Task details:
Go line by line through the data below and work out how many lines contain "emit"; the answer is that number alone.

* * * * * * * * *

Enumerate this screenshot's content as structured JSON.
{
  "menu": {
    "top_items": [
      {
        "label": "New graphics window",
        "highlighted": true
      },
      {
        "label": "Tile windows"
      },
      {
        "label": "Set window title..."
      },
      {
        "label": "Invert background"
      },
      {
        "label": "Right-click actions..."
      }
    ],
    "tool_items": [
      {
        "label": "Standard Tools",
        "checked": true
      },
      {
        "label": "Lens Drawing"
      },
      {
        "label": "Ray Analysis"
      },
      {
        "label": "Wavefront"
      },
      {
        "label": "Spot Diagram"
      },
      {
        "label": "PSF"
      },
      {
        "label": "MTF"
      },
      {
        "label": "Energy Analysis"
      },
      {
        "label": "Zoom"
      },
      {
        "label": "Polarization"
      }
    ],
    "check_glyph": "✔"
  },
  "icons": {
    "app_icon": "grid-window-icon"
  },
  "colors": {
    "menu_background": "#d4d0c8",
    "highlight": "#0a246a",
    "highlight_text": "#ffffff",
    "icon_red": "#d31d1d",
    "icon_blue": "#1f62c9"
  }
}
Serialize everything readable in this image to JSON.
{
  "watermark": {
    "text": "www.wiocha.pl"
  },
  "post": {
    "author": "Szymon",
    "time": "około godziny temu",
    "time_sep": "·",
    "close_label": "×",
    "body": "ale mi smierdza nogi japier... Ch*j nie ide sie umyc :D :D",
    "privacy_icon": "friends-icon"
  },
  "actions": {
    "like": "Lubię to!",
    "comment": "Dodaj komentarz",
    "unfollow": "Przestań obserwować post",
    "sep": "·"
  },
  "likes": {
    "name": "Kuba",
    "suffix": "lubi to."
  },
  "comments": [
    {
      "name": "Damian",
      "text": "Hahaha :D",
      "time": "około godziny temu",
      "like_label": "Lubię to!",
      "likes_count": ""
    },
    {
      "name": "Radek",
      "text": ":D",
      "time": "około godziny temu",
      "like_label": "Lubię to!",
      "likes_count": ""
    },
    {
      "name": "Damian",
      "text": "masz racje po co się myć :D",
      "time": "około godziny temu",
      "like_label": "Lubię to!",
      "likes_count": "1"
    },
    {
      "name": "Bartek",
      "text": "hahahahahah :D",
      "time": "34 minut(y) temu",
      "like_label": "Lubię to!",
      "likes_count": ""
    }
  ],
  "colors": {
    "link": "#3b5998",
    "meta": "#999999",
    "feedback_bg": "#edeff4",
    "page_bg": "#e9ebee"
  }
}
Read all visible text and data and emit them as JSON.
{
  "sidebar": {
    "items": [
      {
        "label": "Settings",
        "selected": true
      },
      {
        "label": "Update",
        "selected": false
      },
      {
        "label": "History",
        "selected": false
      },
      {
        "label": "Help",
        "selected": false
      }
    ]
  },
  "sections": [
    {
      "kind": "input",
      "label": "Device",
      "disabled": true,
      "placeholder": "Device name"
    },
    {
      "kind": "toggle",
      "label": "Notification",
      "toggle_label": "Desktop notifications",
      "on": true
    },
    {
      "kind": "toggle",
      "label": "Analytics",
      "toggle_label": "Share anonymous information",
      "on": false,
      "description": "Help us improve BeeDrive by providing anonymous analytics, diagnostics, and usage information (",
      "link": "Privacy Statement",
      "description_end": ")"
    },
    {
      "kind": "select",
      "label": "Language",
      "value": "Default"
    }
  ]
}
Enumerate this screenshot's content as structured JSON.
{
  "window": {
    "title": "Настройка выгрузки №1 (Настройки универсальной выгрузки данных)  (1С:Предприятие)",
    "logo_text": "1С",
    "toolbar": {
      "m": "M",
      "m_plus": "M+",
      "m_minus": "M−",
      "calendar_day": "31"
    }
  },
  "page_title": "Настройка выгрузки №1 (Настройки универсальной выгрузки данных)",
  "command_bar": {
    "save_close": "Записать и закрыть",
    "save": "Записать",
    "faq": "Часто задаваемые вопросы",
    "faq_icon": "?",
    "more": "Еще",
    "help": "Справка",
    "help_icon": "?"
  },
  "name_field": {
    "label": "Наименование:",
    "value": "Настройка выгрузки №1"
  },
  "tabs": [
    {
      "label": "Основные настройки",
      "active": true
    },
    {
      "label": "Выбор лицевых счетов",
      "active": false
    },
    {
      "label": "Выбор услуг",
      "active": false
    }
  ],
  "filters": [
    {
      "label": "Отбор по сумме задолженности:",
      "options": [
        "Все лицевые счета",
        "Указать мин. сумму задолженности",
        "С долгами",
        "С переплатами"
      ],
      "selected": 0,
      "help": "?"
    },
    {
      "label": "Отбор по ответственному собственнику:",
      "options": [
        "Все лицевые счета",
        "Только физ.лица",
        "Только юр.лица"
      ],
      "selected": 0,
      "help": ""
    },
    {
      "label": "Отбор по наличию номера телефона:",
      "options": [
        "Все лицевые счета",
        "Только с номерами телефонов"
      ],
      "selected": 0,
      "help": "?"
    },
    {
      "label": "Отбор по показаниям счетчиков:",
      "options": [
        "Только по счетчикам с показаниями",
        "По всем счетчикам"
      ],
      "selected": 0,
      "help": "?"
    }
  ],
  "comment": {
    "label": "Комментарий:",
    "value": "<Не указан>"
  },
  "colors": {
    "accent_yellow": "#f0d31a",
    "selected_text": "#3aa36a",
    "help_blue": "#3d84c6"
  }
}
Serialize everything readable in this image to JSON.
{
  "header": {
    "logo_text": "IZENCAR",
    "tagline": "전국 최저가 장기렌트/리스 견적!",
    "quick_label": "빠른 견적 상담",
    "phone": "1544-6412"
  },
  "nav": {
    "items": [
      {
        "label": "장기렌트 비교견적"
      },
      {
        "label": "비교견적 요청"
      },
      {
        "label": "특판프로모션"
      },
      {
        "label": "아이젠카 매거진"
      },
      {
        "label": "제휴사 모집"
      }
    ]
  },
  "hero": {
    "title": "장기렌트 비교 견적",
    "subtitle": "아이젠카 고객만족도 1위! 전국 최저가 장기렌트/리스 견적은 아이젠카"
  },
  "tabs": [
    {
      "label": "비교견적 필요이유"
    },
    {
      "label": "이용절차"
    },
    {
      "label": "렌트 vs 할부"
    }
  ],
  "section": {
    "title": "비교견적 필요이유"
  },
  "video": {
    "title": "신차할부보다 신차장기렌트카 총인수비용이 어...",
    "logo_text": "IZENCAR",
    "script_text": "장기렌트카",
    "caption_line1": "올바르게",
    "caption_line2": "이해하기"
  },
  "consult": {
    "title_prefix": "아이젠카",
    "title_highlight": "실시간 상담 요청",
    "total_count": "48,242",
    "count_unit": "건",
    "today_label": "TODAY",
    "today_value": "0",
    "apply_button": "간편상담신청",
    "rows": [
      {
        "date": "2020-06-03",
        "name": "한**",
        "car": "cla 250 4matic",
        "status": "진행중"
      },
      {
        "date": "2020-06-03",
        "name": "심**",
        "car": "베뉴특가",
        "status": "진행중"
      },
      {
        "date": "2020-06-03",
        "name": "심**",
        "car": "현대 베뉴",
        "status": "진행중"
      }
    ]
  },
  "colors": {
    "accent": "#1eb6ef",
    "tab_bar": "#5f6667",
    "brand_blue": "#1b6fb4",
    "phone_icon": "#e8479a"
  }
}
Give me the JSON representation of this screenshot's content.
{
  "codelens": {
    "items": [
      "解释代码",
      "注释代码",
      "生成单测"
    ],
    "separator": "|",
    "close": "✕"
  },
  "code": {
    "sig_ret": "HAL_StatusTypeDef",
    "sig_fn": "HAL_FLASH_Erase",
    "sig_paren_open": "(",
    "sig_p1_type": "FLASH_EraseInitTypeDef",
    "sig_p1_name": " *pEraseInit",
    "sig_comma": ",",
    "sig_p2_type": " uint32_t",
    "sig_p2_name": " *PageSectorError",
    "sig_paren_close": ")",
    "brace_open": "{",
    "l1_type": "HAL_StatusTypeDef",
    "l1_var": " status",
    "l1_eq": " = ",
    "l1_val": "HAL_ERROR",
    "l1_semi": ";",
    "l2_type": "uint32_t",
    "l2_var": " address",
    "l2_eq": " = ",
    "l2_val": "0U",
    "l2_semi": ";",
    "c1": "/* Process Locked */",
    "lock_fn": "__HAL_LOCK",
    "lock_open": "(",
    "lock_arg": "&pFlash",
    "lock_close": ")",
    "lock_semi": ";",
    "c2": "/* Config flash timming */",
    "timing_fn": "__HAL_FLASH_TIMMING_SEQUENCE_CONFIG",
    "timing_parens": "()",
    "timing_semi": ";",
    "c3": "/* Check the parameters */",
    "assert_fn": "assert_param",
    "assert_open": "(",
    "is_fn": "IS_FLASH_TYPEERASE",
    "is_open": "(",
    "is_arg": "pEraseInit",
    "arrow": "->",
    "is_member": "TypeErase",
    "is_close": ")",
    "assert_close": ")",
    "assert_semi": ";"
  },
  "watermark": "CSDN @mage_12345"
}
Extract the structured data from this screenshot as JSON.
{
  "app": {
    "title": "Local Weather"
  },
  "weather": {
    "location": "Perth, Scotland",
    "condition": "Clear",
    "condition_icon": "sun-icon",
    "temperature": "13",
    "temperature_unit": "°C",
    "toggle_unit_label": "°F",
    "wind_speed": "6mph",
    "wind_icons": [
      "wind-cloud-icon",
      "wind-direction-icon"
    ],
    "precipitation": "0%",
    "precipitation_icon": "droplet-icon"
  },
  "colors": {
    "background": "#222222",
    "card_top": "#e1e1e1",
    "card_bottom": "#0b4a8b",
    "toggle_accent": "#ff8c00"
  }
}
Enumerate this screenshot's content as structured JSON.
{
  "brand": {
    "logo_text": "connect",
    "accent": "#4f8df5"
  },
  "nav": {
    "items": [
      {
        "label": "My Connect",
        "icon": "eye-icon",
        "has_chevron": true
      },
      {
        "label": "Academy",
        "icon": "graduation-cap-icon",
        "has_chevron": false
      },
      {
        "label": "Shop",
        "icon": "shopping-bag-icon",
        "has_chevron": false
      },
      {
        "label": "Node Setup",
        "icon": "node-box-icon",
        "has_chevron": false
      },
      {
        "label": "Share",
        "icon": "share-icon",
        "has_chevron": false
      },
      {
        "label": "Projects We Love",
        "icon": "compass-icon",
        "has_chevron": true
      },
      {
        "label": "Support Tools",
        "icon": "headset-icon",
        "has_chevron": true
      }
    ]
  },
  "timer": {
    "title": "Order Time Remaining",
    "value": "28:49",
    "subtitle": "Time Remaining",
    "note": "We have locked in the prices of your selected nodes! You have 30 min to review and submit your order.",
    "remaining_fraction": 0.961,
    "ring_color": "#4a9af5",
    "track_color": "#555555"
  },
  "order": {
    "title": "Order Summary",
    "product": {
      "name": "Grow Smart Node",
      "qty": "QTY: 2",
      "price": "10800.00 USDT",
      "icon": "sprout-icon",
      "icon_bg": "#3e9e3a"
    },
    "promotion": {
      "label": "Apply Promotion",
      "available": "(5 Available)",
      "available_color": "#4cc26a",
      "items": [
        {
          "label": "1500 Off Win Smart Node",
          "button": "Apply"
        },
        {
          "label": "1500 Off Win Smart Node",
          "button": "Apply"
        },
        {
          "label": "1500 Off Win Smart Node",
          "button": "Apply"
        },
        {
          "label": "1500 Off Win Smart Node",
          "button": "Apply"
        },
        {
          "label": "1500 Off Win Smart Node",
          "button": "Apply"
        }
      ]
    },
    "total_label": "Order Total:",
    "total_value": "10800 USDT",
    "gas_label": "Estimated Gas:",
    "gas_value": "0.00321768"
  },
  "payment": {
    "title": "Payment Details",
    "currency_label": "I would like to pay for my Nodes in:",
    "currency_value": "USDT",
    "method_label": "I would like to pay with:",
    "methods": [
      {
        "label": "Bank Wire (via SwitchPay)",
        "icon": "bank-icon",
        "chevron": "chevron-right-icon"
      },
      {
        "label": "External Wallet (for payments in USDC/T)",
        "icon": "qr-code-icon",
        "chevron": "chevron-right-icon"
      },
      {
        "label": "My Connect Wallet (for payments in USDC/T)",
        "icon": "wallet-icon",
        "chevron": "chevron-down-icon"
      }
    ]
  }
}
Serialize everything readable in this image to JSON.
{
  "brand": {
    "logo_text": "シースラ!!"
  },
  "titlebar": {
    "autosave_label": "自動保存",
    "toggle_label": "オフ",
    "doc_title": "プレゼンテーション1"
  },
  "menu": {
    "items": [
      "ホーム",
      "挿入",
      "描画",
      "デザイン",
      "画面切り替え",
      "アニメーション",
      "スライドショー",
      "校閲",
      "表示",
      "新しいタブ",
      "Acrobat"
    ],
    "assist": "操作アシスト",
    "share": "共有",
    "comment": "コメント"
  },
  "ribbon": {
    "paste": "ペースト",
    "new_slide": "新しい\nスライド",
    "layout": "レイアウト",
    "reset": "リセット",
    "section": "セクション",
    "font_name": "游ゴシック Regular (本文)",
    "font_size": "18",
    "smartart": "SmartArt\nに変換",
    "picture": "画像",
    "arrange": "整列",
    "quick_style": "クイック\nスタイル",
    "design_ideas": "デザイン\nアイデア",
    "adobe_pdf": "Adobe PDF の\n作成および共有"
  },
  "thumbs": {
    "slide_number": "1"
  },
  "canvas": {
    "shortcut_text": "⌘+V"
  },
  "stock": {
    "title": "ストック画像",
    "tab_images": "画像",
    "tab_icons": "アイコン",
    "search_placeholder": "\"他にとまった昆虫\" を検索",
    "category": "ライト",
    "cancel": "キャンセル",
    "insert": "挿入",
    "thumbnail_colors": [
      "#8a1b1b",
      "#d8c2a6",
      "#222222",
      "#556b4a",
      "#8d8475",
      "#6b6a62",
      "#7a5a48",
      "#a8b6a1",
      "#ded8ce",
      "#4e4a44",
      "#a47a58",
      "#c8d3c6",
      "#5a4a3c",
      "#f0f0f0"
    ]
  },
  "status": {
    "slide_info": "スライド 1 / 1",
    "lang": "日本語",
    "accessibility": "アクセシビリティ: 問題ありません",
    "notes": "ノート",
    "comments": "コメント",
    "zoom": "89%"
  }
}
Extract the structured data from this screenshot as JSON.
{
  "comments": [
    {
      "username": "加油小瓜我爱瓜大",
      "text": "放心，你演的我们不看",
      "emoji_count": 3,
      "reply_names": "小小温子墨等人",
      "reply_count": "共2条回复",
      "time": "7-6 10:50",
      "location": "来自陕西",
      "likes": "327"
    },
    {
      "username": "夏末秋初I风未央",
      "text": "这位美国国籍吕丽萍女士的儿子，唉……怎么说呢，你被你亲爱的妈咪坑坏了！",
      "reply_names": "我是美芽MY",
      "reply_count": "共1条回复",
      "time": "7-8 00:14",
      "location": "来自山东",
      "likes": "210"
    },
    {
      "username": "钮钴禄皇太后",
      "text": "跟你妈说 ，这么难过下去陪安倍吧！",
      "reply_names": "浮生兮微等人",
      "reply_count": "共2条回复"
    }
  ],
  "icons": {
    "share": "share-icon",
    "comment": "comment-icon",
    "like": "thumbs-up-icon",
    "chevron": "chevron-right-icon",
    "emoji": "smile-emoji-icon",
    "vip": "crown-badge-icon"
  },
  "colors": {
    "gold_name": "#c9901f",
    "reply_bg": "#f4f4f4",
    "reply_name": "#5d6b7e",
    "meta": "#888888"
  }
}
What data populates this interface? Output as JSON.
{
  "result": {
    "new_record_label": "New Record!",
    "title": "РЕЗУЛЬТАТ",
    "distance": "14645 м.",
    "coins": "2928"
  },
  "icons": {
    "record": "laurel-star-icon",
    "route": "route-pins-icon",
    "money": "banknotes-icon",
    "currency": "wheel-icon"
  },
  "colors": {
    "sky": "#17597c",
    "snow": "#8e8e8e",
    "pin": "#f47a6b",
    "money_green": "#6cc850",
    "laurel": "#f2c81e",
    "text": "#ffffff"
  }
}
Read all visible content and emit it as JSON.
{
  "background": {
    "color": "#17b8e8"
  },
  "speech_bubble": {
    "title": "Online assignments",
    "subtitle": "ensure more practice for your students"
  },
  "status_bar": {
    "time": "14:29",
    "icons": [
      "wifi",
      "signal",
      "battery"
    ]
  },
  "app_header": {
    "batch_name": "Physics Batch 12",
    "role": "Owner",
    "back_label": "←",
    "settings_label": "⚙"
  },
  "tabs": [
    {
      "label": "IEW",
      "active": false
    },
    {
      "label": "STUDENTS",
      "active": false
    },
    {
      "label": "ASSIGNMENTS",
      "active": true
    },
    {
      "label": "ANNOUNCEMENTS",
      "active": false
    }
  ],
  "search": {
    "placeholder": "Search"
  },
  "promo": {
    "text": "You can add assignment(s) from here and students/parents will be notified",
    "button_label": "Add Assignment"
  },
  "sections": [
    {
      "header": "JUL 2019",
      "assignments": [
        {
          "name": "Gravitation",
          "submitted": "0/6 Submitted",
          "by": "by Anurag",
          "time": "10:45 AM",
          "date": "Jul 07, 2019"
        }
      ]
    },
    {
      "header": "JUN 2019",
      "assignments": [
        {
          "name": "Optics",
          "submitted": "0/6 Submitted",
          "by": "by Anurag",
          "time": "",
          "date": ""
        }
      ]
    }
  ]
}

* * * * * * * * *

Answer to this exercise:
2